October 2nd marks the 50th birthday of Redwoods National and State Parks
, also a UNESCO World Heritage Site
and an International Biosphere Reserve
. This park is unique in that it is a partnership between federal and state, preserving a string of forests, beaches and grasslands along the northern California coast. This partnership helps to maximize the areas they can protect.
Of course, Redwood National and State Parks
is all about these huge trees, protecting clusters of giant redwoods and ancient forests. These trees can only be found on the northern California coast and in Oregon. They are the tallest living trees in the world with an average age of 700 years.
When you stand among these giants, you will feel dwarfed. It is incredible to see them towering above you. You simply can’t grasp their size just looking at a photo. You have to get out and stand among them to really appreciate their size.
Think of this… Redwood trees can be taller than the Statue of Liberty! The statue is only 305 feet tall and giant Redwoods can grow up to 500 feet tall. Incredible!
On our most recent visit, we went to the northern unit, almost at the Oregon border. We took a gorgeous drive through Jedediah Smith Redwood State Park
on a dirt road, well graded but it went down to a single lane in sections so you can’t go too fast. We stopped at Stout Grove
and walked on the short trails there. These were some of the biggest trees we had ever encountered.
It was interesting to us to see not only the living trees, but also the ones that had fallen – how huge they are and the ginormous root system they have.
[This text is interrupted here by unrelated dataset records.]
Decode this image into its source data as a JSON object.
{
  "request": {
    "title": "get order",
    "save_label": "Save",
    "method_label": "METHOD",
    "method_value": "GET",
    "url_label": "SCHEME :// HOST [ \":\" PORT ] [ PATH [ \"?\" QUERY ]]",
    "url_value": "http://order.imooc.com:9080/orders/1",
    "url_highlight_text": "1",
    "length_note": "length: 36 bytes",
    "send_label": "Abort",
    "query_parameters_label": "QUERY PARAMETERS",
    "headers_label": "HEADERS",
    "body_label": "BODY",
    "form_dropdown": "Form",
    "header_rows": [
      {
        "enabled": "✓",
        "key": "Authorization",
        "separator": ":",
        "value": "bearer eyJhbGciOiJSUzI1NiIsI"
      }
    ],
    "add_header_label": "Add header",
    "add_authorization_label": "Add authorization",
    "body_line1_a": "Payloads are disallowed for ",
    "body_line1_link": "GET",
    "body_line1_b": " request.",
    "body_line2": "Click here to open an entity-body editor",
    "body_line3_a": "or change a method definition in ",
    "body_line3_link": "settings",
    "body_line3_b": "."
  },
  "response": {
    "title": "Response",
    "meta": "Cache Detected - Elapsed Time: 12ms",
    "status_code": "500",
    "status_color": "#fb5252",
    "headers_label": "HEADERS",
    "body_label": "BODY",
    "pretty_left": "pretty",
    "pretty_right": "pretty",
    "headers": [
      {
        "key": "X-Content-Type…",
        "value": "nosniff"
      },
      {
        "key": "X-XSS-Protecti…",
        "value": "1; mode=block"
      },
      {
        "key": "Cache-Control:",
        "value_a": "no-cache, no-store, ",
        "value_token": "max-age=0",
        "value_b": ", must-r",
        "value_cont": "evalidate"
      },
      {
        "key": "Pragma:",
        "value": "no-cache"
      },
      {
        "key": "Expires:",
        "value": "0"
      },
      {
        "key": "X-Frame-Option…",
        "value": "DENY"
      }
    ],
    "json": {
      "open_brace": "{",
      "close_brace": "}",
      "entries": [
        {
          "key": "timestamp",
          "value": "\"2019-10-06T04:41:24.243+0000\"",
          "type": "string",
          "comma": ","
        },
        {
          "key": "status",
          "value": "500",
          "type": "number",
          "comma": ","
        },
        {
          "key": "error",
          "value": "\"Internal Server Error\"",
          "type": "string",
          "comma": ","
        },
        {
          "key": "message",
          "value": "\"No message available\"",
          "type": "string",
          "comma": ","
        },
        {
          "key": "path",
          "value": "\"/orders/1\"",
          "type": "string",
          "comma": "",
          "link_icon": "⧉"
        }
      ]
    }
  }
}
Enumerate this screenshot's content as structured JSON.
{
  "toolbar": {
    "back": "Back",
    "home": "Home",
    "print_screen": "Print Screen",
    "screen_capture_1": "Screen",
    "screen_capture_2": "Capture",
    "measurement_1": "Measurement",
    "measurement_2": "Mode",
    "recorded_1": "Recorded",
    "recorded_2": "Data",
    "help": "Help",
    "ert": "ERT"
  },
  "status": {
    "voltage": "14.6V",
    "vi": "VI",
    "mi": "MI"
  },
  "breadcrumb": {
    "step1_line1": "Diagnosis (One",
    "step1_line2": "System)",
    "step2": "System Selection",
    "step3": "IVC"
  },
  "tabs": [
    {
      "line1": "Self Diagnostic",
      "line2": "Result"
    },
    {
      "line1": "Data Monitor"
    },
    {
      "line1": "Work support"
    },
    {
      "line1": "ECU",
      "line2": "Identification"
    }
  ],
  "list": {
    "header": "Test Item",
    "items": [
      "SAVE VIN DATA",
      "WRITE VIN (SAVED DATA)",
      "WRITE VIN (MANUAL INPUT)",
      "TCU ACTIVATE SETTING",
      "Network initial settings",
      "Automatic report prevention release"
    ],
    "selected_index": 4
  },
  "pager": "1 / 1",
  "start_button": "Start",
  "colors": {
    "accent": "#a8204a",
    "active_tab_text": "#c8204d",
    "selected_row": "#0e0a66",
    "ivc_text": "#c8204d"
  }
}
Some of the fallen logs were so big we couldn’t see over them.
More than just trees
But the park is more than just Redwood trees. It includes 40 miles of coastline and beaches, plus prairie, oak woodlands and wild rivers.
One of our favorite memories was our first hike in the Redwoods. We started the hike at the Prairie Creek Visitor Center, beginning in the Redwood forest and hiking as far as the beach.
As we got closer to the beach, the tall trees gave way to lush ferns in aptly named Fern Canyon. That was totally unexpected and beautiful. It felt like we were in Hawaii.
Things to Do at Redwoods National and State Parks
There are five visitor centers, lots of walking and hiking trails, beaches, scenic drives and camping.
There are also lots of bicycle trails. We enjoyed the Davidson trail. It went from Elk Creek Campground
to Elk Meadow. We saw elk every time we went on this trail. Roosevelt elk are truly amazing animals.
We loved the campground in the park. It was amazing to camp in among these trees – so quiet and peaceful. Other than backcountry camping (permit required) all four of the campgrounds are managed by California State Parks. Reservations are highly recommended, especially during the busy summer months.
Protecting the Redwoods
One visit to the Redwoods will be sure to get you to fall in love with these trees. (Certainly it made us vow to never build a Redwood deck!) Experiencing their magnificence made us reflect on the fact that they would have been gone had it not been for the foresighted folks who fought to preserve the last stands of these irreplaceable trees.
We thank them and encourage everyone to think about conservation and get involved.